Print all entries below exactly as they appear.

── Provided data ──

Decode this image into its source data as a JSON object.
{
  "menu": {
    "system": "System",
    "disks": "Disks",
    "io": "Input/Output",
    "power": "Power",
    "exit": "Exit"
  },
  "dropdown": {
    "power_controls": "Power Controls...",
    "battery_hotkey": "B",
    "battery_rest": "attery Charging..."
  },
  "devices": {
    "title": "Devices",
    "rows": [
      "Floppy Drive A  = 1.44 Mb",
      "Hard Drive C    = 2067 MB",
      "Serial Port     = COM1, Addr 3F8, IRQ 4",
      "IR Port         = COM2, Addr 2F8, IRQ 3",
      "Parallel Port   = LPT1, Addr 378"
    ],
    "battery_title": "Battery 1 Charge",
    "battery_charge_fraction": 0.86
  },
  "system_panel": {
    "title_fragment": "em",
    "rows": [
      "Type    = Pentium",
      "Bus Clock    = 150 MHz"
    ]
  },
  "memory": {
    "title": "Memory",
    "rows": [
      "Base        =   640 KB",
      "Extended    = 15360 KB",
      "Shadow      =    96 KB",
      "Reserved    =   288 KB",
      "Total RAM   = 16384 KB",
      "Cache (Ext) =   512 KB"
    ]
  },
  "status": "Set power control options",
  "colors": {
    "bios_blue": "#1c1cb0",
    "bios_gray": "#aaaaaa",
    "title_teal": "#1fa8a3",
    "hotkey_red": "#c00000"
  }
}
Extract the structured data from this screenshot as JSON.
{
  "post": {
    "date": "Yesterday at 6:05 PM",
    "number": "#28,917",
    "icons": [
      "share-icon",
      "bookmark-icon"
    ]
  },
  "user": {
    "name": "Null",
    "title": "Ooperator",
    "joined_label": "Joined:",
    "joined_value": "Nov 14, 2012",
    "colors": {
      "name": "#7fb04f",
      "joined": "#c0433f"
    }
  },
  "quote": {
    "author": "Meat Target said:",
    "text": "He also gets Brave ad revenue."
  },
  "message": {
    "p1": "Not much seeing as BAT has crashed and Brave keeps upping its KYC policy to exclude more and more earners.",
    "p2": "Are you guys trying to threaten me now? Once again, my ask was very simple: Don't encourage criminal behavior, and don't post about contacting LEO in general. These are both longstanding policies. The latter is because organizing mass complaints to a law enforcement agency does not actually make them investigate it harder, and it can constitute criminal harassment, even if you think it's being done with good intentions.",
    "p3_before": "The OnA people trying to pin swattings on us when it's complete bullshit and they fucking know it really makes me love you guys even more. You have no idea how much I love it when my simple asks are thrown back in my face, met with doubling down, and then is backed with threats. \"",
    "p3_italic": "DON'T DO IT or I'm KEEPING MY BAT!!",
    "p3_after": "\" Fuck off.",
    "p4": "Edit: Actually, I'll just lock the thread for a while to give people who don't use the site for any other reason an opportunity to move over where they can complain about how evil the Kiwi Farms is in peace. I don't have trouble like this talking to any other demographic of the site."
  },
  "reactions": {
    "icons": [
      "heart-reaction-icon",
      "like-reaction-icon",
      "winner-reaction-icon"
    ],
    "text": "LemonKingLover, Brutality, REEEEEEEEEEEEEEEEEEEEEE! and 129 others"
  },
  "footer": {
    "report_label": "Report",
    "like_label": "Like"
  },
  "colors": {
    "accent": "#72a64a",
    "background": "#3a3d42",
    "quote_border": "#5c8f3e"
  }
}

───

> Exercise result
Decode this image into its source data as a JSON object.
{
  "menu": {
    "system": "System",
    "disks": "Disks",
    "io": "Input/Output",
    "power": "Power",
    "exit": "Exit"
  },
  "dropdown": {
    "power_controls": "Power Controls...",
    "battery_hotkey": "B",
    "battery_rest": "attery Charging..."
  },
  "devices": {
    "title": "Devices",
    "rows": [
      "Floppy Drive A  = 1.44 Mb",
      "Hard Drive C    = 2067 MB",
      "Serial Port     = COM1, Addr 3F8, IRQ 4",
      "IR Port         = COM2, Addr 2F8, IRQ 3",
      "Parallel Port   = LPT1, Addr 378"
    ],
    "battery_title": "Battery 1 Charge",
    "battery_charge_fraction": 0.86
  },
  "system_panel": {
    "title_fragment": "em",
    "rows": [
      "Type    = Pentium",
      "Bus Clock    = 150 MHz"
    ]
  },
  "memory": {
    "title": "Memory",
    "rows": [
      "Base        =   640 KB",
      "Extended    = 15360 KB",
      "Shadow      =    96 KB",
      "Reserved    =   288 KB",
      "Total RAM   = 16384 KB",
      "Cache (Ext) =   512 KB"
    ]
  },
  "status": "Set power control options",
  "colors": {
    "bios_blue": "#1c1cb0",
    "bios_gray": "#aaaaaa",
    "title_teal": "#1fa8a3",
    "hotkey_red": "#c00000"
  }
}
Extract the structured data from this screenshot as JSON.
{
  "post": {
    "date": "Yesterday at 6:05 PM",
    "number": "#28,917",
    "icons": [
      "share-icon",
      "bookmark-icon"
    ]
  },
  "user": {
    "name": "Null",
    "title": "Ooperator",
    "joined_label": "Joined:",
    "joined_value": "Nov 14, 2012",
    "colors": {
      "name": "#7fb04f",
      "joined": "#c0433f"
    }
  },
  "quote": {
    "author": "Meat Target said:",
    "text": "He also gets Brave ad revenue."
  },
  "message": {
    "p1": "Not much seeing as BAT has crashed and Brave keeps upping its KYC policy to exclude more and more earners.",
    "p2": "Are you guys trying to threaten me now? Once again, my ask was very simple: Don't encourage criminal behavior, and don't post about contacting LEO in general. These are both longstanding policies. The latter is because organizing mass complaints to a law enforcement agency does not actually make them investigate it harder, and it can constitute criminal harassment, even if you think it's being done with good intentions.",
    "p3_before": "The OnA people trying to pin swattings on us when it's complete bullshit and they fucking know it really makes me love you guys even more. You have no idea how much I love it when my simple asks are thrown back in my face, met with doubling down, and then is backed with threats. \"",
    "p3_italic": "DON'T DO IT or I'm KEEPING MY BAT!!",
    "p3_after": "\" Fuck off.",
    "p4": "Edit: Actually, I'll just lock the thread for a while to give people who don't use the site for any other reason an opportunity to move over where they can complain about how evil the Kiwi Farms is in peace. I don't have trouble like this talking to any other demographic of the site."
  },
  "reactions": {
    "icons": [
      "heart-reaction-icon",
      "like-reaction-icon",
      "winner-reaction-icon"
    ],
    "text": "LemonKingLover, Brutality, REEEEEEEEEEEEEEEEEEEEEE! and 129 others"
  },
  "footer": {
    "report_label": "Report",
    "like_label": "Like"
  },
  "colors": {
    "accent": "#72a64a",
    "background": "#3a3d42",
    "quote_border": "#5c8f3e"
  }
}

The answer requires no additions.